One possible way of explaining the alternate opinion, is by shifting the economic balance so that it tilts towards the sokher. For instance, perhaps the sokher receives additional usage in order to upgrade his level of shemira to that of a shomer sakhar. (This possibility is raised implicitly in the sugya of "umman" - craftsmen - 80b.)
However, another suggestion can be forwarded: Perhaps the accountant perspective is misleading. After all, from that viewpoint, one could categorize a sho'el as a sokher, since he receives use of the object in return for guarding it. One fallacy in this analogy, is that the entire nature and dynamic of she'eila is incommensurate with that of shemira. In the case of shemira, the initiative is that of the owner, and the purpose is protecting the object. The question of salary merely determines the type of shemira. In contrast, she'eila is initiated by the sho'el, and is entirely to enable his benefit ("kol hana'a shelo"). Therefore, even if we assessed the use of the object as identical to the salary paid a shomer sakhar, the two are incomparable. Hence, the liability of a sho'el exceeds that of a shomer sakhar.
Similarly, one can view a sokher as a lower form of sho'el. Again, the major purpose in this case is use of the object, not protection. However, since the sokher pays for the use, and the owner benefits as well, the almost absolute liability of a sho'el is inappropriate. The opposite end of the spectrum, with the far-reaching leniencies awarded a shomer chinam is likewise unsuitable, due to the aforementioned discrepancy between shemira and usage. Therefore, the level of liability of a sokher is reduced from that of a sho'el, to a shomer sakhar (see Rashi 80b s.v Rebi Yehuda).
This approach will help explain why sokher is mentioned in the negative within the context of sho'el, and not in the positive in either shomer sakhar or shomer chinam. If we accept the division separating shomrim from users, then of the three other shomrim, sokher is most similar to sho'el. This of course with the additional note that the strict laws of sho'el are inappropriate for sokher.
It is noteworthy that the Rambam in his commentary on the mishna, views sokher as included within the section of shomer sakhar and not sho'el. This is more suitable to the first suggestion which percieves sokher as an actual shomer sakhar. Similarly, the Rambam (Sefer Ha'mitzvot) divides Shomrim into only three mitzvot; shomer chinam, shomer sakhar and sho'el, and includes sokher within the mitzva of shomer sakhar. Rabbeinu Saadia Gaon, on the other hand, considers sokher as an independent mitzva. His opinion reflects the second suggestion, which essentially distinguishes between sokher and shomer sakhar despite the similarity in law.
In conclusion, we discussed the pesukim which relate to hilkhot shomrim, based on the interpretation of Chazal as expressed in our sugya.
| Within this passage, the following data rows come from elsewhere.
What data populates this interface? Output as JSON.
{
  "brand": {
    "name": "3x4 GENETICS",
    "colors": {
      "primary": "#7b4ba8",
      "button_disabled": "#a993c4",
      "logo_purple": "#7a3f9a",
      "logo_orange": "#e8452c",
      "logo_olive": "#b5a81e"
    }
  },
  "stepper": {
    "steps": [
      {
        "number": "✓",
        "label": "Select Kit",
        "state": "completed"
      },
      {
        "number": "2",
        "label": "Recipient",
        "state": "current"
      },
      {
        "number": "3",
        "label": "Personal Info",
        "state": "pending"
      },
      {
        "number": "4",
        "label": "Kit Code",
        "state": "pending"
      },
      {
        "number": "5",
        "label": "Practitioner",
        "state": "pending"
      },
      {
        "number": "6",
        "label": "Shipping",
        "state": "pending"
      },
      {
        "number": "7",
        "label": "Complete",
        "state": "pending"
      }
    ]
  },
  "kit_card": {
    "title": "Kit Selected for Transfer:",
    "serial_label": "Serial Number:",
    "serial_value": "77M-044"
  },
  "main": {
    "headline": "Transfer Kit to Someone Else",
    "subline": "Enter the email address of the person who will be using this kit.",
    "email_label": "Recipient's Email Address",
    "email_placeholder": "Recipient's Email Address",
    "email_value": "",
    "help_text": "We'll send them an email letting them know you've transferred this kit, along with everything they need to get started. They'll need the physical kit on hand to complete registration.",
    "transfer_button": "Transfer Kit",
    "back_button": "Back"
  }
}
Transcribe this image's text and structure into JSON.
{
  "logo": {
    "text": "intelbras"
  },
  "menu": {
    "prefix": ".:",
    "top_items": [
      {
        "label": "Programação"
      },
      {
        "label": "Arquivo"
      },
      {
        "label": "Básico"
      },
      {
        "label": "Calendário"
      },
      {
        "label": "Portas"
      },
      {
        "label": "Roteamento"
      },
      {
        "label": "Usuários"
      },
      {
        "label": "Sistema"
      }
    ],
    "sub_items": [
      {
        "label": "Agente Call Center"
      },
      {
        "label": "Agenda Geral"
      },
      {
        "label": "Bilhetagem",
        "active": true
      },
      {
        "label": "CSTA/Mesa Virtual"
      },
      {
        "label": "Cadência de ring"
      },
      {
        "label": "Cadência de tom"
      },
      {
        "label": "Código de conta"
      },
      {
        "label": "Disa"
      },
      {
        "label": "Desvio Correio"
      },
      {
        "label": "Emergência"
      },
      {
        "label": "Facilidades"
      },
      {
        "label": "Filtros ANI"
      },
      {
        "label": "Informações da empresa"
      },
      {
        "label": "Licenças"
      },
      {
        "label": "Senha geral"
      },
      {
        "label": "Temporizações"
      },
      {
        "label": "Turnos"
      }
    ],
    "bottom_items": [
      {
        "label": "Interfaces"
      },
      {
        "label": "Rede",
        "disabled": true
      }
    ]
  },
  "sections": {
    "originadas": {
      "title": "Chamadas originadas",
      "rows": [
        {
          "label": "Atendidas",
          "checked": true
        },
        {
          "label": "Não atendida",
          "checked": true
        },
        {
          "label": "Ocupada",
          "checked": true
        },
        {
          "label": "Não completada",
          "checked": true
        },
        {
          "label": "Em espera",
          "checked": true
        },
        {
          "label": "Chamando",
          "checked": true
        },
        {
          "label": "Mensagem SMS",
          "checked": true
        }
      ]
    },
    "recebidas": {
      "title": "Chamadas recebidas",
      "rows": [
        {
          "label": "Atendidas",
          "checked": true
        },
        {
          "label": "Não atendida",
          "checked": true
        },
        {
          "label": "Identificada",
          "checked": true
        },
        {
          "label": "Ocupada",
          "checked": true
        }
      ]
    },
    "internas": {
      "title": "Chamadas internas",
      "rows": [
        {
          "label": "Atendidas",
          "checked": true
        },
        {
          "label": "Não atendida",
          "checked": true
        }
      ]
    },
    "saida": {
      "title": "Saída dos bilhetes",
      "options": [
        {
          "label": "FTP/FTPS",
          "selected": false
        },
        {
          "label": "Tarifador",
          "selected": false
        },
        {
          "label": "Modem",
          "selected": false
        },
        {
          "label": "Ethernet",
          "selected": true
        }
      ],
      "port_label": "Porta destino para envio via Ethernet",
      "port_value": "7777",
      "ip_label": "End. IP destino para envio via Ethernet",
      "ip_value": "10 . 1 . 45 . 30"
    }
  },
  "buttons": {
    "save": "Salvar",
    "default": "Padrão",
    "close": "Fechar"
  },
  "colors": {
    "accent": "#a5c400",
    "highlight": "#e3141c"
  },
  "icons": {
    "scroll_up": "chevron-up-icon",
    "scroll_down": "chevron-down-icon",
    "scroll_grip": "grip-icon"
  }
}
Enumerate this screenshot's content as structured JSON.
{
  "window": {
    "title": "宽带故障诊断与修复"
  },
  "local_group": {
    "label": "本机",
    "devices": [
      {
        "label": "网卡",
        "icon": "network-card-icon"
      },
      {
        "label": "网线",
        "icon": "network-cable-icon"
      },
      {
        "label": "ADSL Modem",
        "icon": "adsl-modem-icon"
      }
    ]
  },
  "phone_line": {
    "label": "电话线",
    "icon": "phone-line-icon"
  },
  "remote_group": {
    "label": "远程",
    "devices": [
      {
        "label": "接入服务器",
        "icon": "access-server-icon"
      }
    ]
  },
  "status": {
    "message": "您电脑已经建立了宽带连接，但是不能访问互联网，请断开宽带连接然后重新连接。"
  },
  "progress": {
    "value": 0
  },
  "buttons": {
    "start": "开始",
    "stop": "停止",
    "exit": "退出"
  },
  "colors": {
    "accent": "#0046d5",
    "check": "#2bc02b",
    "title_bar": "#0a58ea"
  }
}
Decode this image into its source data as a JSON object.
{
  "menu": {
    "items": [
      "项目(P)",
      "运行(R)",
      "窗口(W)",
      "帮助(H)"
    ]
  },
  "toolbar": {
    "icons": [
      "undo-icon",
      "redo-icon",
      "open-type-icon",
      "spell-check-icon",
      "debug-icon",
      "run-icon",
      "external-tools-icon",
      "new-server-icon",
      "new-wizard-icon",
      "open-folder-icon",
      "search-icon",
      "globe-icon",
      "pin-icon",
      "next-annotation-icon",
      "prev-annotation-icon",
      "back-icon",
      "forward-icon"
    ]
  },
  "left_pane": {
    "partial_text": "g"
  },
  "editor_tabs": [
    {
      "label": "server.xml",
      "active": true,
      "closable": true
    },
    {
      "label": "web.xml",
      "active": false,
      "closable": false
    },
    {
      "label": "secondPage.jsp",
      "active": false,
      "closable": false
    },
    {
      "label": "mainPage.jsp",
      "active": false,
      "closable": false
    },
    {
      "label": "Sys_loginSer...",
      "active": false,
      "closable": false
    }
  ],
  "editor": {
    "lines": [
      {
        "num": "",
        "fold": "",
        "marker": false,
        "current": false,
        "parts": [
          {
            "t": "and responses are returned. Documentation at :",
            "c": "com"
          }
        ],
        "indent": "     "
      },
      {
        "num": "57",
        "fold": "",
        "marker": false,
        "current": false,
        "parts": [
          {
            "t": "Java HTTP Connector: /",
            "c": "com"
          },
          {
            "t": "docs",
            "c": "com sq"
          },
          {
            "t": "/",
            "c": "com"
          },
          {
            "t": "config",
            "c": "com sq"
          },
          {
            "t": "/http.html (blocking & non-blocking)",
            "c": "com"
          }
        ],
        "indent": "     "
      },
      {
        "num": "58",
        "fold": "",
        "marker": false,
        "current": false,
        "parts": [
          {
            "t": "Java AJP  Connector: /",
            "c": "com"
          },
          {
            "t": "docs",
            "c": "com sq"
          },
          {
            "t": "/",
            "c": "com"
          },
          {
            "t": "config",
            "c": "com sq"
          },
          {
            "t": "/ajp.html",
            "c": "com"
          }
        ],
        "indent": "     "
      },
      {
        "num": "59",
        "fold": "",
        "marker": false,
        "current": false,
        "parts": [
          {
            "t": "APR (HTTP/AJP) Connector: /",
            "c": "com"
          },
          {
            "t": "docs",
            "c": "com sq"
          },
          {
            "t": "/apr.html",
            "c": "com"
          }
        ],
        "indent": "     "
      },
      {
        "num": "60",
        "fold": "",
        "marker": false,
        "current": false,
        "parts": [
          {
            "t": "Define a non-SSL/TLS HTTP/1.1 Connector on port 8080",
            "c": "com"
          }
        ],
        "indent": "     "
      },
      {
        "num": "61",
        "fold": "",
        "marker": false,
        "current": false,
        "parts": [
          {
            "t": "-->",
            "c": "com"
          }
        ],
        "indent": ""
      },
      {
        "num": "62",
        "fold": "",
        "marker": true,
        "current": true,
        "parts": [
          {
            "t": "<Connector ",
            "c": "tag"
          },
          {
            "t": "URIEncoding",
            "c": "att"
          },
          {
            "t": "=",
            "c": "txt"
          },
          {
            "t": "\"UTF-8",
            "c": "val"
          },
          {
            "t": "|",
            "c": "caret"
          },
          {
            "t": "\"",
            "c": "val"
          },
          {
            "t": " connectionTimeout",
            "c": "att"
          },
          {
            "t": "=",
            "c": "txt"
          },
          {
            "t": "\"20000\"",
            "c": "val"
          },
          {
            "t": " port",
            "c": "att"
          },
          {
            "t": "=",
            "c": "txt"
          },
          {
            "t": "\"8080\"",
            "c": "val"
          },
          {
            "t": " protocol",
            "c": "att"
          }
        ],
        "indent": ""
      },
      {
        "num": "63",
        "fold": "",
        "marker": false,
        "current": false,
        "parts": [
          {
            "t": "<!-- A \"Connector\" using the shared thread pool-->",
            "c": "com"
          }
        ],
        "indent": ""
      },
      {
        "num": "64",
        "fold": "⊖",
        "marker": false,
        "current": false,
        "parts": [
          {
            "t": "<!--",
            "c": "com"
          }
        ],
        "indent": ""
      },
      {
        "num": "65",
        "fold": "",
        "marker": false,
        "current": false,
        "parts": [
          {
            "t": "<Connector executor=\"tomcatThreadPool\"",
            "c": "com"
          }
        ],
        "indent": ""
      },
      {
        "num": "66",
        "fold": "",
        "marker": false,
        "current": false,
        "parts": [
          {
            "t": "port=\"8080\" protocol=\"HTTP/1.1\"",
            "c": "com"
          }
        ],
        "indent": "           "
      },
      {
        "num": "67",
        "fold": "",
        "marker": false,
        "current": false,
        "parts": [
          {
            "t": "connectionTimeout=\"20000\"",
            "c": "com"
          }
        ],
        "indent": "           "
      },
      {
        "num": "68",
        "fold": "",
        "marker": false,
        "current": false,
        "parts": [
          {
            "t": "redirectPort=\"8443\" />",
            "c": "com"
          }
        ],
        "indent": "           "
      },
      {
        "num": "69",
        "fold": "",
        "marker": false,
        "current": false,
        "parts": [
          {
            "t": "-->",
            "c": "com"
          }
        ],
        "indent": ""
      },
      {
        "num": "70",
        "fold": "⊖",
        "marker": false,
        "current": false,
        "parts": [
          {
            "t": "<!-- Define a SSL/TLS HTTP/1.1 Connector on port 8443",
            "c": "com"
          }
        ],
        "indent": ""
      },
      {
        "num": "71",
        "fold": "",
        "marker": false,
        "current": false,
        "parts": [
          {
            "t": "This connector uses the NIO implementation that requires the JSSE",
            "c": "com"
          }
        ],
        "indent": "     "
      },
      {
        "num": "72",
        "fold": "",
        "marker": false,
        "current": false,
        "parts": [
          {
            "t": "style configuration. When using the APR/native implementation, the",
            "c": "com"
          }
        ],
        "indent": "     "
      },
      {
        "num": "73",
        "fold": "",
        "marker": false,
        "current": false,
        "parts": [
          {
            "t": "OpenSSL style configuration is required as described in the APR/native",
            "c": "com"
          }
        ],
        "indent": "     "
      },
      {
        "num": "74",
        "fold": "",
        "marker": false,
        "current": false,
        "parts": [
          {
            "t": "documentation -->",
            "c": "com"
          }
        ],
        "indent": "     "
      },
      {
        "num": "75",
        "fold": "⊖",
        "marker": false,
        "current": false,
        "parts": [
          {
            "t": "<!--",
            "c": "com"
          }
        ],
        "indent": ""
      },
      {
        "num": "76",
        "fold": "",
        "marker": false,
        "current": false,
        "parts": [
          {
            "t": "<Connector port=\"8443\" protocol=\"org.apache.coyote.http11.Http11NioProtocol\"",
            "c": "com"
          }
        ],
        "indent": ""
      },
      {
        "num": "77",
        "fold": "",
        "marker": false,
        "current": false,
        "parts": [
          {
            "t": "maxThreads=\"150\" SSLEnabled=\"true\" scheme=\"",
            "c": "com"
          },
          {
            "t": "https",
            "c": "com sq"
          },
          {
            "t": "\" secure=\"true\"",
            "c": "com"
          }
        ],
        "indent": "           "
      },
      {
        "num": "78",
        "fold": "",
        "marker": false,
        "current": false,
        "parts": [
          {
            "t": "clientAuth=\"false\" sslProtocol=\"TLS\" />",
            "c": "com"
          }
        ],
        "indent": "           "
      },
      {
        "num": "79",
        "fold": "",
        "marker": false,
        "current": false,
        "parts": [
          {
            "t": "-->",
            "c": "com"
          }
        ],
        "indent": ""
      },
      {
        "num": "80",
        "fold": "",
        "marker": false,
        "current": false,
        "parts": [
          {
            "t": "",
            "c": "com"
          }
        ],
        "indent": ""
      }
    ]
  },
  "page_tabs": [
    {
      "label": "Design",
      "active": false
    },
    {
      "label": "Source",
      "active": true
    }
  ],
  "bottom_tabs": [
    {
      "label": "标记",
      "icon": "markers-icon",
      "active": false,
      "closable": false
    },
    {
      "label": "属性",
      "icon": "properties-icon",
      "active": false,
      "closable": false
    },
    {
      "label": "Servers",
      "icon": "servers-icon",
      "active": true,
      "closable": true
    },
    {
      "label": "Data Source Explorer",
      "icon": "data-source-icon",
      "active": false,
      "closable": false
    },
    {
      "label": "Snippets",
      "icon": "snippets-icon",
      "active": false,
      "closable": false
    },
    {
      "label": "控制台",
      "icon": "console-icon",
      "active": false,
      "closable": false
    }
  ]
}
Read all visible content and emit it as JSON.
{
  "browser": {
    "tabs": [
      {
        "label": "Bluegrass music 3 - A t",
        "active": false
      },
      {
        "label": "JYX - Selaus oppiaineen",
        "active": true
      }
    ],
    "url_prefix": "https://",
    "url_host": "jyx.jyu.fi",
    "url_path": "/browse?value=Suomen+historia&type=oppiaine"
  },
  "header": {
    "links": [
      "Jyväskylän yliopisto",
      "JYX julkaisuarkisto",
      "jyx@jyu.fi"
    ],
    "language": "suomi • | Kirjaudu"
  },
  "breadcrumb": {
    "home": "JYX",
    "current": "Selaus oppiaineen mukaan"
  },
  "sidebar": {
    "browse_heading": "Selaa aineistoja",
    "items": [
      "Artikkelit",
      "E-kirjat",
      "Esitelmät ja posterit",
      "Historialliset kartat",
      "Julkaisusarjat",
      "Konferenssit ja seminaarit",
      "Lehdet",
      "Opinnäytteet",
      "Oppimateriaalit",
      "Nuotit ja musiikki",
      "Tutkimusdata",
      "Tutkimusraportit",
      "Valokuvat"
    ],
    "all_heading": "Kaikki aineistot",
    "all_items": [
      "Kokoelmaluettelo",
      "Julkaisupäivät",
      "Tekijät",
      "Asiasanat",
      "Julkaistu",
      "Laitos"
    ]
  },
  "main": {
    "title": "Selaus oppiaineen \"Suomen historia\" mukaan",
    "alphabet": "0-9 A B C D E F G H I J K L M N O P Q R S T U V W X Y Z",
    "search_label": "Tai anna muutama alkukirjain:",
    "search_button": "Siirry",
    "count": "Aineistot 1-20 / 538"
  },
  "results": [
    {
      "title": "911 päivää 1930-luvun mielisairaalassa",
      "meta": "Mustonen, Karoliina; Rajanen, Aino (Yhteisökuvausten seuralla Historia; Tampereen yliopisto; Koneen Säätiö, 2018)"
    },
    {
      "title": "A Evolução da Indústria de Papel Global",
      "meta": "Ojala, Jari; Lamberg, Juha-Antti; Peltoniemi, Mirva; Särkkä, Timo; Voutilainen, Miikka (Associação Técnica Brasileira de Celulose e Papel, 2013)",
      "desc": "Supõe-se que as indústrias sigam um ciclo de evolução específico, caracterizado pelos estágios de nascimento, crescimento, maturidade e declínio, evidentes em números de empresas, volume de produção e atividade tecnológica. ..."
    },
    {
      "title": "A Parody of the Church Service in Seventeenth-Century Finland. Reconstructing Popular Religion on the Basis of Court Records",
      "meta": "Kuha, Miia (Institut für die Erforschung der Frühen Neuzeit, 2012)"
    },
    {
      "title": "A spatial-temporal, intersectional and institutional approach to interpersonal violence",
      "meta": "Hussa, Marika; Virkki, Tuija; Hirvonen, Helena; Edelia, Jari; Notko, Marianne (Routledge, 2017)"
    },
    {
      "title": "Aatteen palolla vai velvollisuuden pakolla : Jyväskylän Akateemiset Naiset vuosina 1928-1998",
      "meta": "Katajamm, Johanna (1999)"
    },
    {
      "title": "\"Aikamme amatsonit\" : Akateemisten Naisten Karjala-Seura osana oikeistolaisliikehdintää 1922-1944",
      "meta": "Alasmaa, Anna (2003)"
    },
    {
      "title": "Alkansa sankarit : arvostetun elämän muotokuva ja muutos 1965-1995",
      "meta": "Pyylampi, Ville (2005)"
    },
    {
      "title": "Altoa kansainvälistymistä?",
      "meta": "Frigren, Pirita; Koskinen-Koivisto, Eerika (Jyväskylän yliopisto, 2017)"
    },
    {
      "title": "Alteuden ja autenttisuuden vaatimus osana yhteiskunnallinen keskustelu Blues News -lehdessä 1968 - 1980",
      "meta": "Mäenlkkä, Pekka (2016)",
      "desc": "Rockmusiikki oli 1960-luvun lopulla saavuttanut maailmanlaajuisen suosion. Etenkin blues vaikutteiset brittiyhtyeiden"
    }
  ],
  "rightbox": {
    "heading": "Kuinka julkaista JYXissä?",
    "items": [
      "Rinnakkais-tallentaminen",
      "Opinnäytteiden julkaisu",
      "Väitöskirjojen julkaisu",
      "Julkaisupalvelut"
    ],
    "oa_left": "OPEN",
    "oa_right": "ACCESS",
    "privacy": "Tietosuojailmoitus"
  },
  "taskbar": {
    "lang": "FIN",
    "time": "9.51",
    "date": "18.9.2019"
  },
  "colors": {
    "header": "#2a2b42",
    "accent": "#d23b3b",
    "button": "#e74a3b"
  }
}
While Torah she-bikhtav discusses various cases and examples, Torah she-ba'al peh analyses and defines, categorizes and codifies. The result is a comprehensive legal system which relates to concepts not cases, ideas not events.
In this introductory shiur, we tried to show how Chazal defined and differentiated between the four prototypical shomrim. We suggested that these four categories could perhaps be grouped into two distinct sets. In future shiurim, we will discuss the specifics of each shomer in greater detail, and hopefully appreciate the underlying concepts in a more profound manner.
1. 94b "Ve-hasho'el meshalem et ha-kol ... teshuva."
2. 96b "De-hahu gavra ... demei mana," Bava Kama 11a "Amar Shmuel ... ve-Rav Asi," Tosafot s.v. Ein.
3. Ketubot 34b "Hayta para ... ve-hainu de-Rav Papa."
1. The gemara initially assumes that a sho'el is liable for death which is categorized as an oness but not for looting. What does this indicate regarding the nature of the liability of a sho'el?
2. When the gemara rejects this assumption, does it necessarily retract this initial understanding of the liability of a sho'el?
3. What is the pivotal issue around which the question of "shamin le-sho'el" revolves?
4. Why might a sho'el be liable from the point of meshikha? Is this specific to sho'el or equally applicable to all shomrim?